What needs to be done:
Could you filter the records below and return each line that holds "Shift"?

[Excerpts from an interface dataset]
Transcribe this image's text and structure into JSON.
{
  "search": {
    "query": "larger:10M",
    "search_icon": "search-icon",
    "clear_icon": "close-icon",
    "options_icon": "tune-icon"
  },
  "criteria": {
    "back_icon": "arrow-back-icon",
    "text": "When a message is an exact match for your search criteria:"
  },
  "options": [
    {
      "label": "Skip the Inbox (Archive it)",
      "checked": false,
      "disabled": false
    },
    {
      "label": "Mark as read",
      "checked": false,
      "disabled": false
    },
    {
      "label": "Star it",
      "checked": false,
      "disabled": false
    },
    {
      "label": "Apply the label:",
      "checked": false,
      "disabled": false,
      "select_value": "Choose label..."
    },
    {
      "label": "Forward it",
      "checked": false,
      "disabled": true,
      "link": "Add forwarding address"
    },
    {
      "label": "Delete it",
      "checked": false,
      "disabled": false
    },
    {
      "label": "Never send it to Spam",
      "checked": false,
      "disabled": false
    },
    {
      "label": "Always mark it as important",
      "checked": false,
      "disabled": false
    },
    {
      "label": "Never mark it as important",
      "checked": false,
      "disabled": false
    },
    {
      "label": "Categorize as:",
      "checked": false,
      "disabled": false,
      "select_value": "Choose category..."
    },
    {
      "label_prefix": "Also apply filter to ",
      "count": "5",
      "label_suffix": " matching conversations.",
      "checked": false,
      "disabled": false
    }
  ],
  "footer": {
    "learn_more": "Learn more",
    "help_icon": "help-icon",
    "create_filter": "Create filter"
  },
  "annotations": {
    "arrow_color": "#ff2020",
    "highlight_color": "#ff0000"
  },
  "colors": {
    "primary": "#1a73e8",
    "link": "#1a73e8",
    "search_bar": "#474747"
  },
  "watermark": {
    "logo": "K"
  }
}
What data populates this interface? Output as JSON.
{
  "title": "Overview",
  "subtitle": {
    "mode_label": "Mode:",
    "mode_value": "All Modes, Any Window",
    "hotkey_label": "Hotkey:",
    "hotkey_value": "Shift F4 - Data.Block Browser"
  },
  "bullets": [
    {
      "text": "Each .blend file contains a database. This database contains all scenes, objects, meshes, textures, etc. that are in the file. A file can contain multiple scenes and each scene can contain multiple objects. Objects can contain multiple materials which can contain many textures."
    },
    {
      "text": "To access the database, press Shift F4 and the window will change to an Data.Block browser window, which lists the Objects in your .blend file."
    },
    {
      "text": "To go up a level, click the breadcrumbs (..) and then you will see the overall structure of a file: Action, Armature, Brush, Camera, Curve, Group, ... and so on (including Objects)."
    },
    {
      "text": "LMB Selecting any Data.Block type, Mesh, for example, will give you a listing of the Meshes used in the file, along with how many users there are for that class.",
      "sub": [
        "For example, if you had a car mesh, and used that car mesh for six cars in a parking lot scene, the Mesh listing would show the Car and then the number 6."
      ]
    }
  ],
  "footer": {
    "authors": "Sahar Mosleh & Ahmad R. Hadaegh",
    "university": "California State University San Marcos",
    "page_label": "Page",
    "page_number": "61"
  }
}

Written answer:
    "hotkey_value": "Shift F4 - Data.Block Browser"
      "text": "To access the database, press Shift F4 and the window will change to an Data.Block browser window, which lists the Objects in your .blend file."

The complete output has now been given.